### Exercise details
Write down every entry below once more, exactly.

Top of Exercise data

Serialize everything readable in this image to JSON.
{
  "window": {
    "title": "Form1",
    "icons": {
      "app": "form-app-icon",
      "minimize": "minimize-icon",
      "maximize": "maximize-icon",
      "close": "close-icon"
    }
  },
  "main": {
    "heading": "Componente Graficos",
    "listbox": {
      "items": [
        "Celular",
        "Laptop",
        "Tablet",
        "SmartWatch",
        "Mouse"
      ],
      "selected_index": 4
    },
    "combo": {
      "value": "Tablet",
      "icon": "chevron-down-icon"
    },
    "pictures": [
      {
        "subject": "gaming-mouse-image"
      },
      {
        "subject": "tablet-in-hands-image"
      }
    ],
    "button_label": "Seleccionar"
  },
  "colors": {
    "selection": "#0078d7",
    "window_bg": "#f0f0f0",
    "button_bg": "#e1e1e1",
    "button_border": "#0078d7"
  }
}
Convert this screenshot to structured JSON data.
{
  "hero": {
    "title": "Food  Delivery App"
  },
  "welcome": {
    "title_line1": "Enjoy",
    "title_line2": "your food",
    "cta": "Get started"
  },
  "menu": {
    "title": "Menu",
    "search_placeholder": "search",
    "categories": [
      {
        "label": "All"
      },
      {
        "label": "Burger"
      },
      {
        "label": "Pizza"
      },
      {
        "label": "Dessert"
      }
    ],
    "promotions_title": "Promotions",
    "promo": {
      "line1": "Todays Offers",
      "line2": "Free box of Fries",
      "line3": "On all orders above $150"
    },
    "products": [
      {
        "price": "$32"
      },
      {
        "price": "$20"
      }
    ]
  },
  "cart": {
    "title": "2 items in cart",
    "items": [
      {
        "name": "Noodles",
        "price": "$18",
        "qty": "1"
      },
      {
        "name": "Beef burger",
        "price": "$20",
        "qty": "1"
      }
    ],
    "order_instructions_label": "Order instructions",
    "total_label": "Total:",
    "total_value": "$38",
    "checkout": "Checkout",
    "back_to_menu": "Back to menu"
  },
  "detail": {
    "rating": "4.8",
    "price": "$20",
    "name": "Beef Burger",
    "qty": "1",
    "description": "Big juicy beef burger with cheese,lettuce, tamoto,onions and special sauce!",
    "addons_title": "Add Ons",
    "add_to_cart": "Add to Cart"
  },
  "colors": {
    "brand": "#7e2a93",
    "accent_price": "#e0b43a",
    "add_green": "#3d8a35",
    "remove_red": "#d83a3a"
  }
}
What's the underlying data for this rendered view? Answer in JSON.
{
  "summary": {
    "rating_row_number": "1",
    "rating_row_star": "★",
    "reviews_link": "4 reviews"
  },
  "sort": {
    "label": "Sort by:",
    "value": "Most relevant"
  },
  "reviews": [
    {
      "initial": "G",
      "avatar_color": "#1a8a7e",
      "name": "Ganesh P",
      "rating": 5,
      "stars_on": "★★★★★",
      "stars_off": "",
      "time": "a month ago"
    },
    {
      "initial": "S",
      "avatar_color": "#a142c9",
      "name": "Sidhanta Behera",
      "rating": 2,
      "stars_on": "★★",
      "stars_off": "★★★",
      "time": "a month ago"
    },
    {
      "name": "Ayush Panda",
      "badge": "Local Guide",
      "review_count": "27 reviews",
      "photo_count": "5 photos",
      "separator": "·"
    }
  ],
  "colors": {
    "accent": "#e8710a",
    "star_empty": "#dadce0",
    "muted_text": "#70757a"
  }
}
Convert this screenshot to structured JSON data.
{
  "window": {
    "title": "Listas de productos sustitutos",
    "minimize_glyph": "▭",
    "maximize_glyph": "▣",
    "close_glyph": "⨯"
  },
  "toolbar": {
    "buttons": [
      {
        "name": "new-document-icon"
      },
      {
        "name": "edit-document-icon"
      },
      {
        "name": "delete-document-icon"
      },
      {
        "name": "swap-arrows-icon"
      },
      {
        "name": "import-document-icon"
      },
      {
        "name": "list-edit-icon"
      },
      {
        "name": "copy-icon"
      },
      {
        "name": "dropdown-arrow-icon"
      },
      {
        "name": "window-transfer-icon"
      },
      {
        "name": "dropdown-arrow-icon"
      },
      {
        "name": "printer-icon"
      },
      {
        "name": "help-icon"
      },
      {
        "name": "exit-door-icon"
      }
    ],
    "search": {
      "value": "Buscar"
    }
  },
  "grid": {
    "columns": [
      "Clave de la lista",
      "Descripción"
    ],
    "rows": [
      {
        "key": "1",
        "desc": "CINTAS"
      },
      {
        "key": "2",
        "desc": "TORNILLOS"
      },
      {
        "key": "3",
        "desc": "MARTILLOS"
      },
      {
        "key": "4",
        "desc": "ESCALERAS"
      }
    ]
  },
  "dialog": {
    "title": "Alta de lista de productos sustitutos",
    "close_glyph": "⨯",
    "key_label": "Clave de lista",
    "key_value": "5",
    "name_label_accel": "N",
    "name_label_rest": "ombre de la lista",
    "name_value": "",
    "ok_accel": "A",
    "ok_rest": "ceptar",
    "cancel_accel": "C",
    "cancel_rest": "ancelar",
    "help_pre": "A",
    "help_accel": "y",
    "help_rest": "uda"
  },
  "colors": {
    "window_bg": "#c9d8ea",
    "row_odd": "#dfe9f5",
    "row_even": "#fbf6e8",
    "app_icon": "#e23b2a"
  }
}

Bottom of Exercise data

### Exercise answer
Serialize everything readable in this image to JSON.
{
  "window": {
    "title": "Form1",
    "icons": {
      "app": "form-app-icon",
      "minimize": "minimize-icon",
      "maximize": "maximize-icon",
      "close": "close-icon"
    }
  },
  "main": {
    "heading": "Componente Graficos",
    "listbox": {
      "items": [
        "Celular",
        "Laptop",
        "Tablet",
        "SmartWatch",
        "Mouse"
      ],
      "selected_index": 4
    },
    "combo": {
      "value": "Tablet",
      "icon": "chevron-down-icon"
    },
    "pictures": [
      {
        "subject": "gaming-mouse-image"
      },
      {
        "subject": "tablet-in-hands-image"
      }
    ],
    "button_label": "Seleccionar"
  },
  "colors": {
    "selection": "#0078d7",
    "window_bg": "#f0f0f0",
    "button_bg": "#e1e1e1",
    "button_border": "#0078d7"
  }
}
Convert this screenshot to structured JSON data.
{
  "hero": {
    "title": "Food  Delivery App"
  },
  "welcome": {
    "title_line1": "Enjoy",
    "title_line2": "your food",
    "cta": "Get started"
  },
  "menu": {
    "title": "Menu",
    "search_placeholder": "search",
    "categories": [
      {
        "label": "All"
      },
      {
        "label": "Burger"
      },
      {
        "label": "Pizza"
      },
      {
        "label": "Dessert"
      }
    ],
    "promotions_title": "Promotions",
    "promo": {
      "line1": "Todays Offers",
      "line2": "Free box of Fries",
      "line3": "On all orders above $150"
    },
    "products": [
      {
        "price": "$32"
      },
      {
        "price": "$20"
      }
    ]
  },
  "cart": {
    "title": "2 items in cart",
    "items": [
      {
        "name": "Noodles",
        "price": "$18",
        "qty": "1"
      },
      {
        "name": "Beef burger",
        "price": "$20",
        "qty": "1"
      }
    ],
    "order_instructions_label": "Order instructions",
    "total_label": "Total:",
    "total_value": "$38",
    "checkout": "Checkout",
    "back_to_menu": "Back to menu"
  },
  "detail": {
    "rating": "4.8",
    "price": "$20",
    "name": "Beef Burger",
    "qty": "1",
    "description": "Big juicy beef burger with cheese,lettuce, tamoto,onions and special sauce!",
    "addons_title": "Add Ons",
    "add_to_cart": "Add to Cart"
  },
  "colors": {
    "brand": "#7e2a93",
    "accent_price": "#e0b43a",
    "add_green": "#3d8a35",
    "remove_red": "#d83a3a"
  }
}
What's the underlying data for this rendered view? Answer in JSON.
{
  "summary": {
    "rating_row_number": "1",
    "rating_row_star": "★",
    "reviews_link": "4 reviews"
  },
  "sort": {
    "label": "Sort by:",
    "value": "Most relevant"
  },
  "reviews": [
    {
      "initial": "G",
      "avatar_color": "#1a8a7e",
      "name": "Ganesh P",
      "rating": 5,
      "stars_on": "★★★★★",
      "stars_off": "",
      "time": "a month ago"
    },
    {
      "initial": "S",
      "avatar_color": "#a142c9",
      "name": "Sidhanta Behera",
      "rating": 2,
      "stars_on": "★★",
      "stars_off": "★★★",
      "time": "a month ago"
    },
    {
      "name": "Ayush Panda",
      "badge": "Local Guide",
      "review_count": "27 reviews",
      "photo_count": "5 photos",
      "separator": "·"
    }
  ],
  "colors": {
    "accent": "#e8710a",
    "star_empty": "#dadce0",
    "muted_text": "#70757a"
  }
}
Convert this screenshot to structured JSON data.
{
  "window": {
    "title": "Listas de productos sustitutos",
    "minimize_glyph": "▭",
    "maximize_glyph": "▣",
    "close_glyph": "⨯"
  },
  "toolbar": {
    "buttons": [
      {
        "name": "new-document-icon"
      },
      {
        "name": "edit-document-icon"
      },
      {
        "name": "delete-document-icon"
      },
      {
        "name": "swap-arrows-icon"
      },
      {
        "name": "import-document-icon"
      },
      {
        "name": "list-edit-icon"
      },
      {
        "name": "copy-icon"
      },
      {
        "name": "dropdown-arrow-icon"
      },
      {
        "name": "window-transfer-icon"
      },
      {
        "name": "dropdown-arrow-icon"
      },
      {
        "name": "printer-icon"
      },
      {
        "name": "help-icon"
      },
      {
        "name": "exit-door-icon"
      }
    ],
    "search": {
      "value": "Buscar"
    }
  },
  "grid": {
    "columns": [
      "Clave de la lista",
      "Descripción"
    ],
    "rows": [
      {
        "key": "1",
        "desc": "CINTAS"
      },
      {
        "key": "2",
        "desc": "TORNILLOS"
      },
      {
        "key": "3",
        "desc": "MARTILLOS"
      },
      {
        "key": "4",
        "desc": "ESCALERAS"
      }
    ]
  },
  "dialog": {
    "title": "Alta de lista de productos sustitutos",
    "close_glyph": "⨯",
    "key_label": "Clave de lista",
    "key_value": "5",
    "name_label_accel": "N",
    "name_label_rest": "ombre de la lista",
    "name_value": "",
    "ok_accel": "A",
    "ok_rest": "ceptar",
    "cancel_accel": "C",
    "cancel_rest": "ancelar",
    "help_pre": "A",
    "help_accel": "y",
    "help_rest": "uda"
  },
  "colors": {
    "window_bg": "#c9d8ea",
    "row_odd": "#dfe9f5",
    "row_even": "#fbf6e8",
    "app_icon": "#e23b2a"
  }
}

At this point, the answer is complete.